Mevhibe Logoglu, the wife of the Turkish ambassador, stood out in a vivid period costume adorned with fox trim, weighted down with real gold and worn in royal palaces at the time of Mehmet, the Ottoman conqueror of Istanbul.
Dato Sheikh Abdul Khalid Ghazzali, Malaysia's ambassador, ranked second in sartorial splendor, wearing official baju melayu garb with a navy sarong threaded with precious gold. Hanayo Kato, wife of Japanese Ambassador Ryozo Kato, shimmered in an aqua satin kimono.
France's ambassador, Jean-David Levitte, was full of life. Putting his right hand on his heart, he gushed about the bonhomie between French President Jacques Chirac and Bush during a recent dinner in Brussels. "This makes my job so much easier," he said, beaming as he compared the current detente with the grueling tension that reigned during many months of transatlantic acrimony over the Iraq war.
Other guests had reasons to celebrate as well. Denmark's ambassador, Ulrik Federspiel, had just been named deputy foreign minister. Swedish Ambassador Jan Eliasson said he and his Norwegian counterpart, Knut Vollebaek, whose nation celebrates its 100th anniversary of independence from Sweden this spring, would hold a joint seminar April 12 to show how "you can part without war" or "divorce amicably," to quote the Norwegian.

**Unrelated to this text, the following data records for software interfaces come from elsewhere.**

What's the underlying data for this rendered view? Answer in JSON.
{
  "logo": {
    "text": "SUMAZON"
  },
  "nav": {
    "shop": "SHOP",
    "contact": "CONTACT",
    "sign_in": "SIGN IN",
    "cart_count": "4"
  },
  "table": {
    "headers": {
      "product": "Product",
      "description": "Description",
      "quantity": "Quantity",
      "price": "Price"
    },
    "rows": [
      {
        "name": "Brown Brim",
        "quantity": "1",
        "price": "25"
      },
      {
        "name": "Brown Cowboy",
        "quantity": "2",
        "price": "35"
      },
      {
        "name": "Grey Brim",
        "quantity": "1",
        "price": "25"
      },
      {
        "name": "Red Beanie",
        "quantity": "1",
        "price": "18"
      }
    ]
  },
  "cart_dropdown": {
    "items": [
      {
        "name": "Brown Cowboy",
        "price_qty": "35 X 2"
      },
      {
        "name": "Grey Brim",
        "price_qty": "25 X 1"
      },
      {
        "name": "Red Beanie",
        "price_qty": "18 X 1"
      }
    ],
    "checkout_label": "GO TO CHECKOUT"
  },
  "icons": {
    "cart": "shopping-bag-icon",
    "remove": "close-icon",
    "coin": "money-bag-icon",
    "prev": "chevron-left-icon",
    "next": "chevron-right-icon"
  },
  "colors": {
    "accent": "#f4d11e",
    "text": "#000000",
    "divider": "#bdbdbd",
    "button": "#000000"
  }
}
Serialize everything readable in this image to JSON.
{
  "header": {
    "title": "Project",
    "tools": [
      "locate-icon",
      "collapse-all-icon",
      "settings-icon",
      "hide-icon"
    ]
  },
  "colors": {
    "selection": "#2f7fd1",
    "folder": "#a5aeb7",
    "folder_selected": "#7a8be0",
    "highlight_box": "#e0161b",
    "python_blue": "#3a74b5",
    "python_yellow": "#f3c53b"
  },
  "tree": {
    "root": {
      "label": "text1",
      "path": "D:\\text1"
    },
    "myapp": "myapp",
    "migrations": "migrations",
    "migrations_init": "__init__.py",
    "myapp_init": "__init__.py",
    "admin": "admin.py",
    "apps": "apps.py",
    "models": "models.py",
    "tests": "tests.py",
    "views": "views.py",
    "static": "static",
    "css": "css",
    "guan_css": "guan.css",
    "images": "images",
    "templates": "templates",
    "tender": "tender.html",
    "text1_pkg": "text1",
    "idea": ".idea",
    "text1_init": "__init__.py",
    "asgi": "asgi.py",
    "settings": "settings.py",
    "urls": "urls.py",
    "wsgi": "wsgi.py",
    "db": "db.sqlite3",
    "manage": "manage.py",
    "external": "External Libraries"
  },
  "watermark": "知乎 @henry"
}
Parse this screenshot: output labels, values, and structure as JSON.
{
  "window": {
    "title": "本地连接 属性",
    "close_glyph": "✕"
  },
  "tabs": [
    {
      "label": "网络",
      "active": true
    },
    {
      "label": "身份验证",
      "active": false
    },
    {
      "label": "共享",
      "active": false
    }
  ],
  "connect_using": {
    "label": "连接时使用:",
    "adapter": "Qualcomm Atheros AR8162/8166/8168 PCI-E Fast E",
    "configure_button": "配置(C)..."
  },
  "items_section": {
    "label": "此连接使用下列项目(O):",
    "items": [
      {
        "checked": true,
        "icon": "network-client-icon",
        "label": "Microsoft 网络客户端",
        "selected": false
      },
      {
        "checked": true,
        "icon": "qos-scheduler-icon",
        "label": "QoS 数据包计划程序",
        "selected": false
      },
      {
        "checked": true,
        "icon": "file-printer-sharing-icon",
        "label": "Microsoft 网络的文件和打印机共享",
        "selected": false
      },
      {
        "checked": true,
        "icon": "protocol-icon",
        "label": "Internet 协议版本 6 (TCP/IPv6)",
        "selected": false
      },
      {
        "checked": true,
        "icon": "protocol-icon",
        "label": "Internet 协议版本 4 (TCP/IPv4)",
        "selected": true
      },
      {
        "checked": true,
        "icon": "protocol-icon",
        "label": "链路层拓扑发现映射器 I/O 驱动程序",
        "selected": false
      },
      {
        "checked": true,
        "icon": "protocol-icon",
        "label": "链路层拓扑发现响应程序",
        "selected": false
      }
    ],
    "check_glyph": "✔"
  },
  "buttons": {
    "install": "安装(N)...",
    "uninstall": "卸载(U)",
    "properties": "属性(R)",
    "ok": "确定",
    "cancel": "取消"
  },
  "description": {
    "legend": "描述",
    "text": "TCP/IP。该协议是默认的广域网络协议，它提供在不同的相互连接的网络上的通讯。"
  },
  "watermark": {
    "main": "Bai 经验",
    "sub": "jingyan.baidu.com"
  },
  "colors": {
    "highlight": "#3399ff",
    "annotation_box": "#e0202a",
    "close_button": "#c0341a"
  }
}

In one corner, national security adviser Stephen J. Hadley held court with ambassadors from the Middle East. He chatted with Kuwait's Salem Abdullah Jaber Sabah about the administration's expectations from the recent stirrings of democracy in Arab countries. "The first thing that must happen in Lebanon is for Syria to be totally out and to have elections," Hadley said later.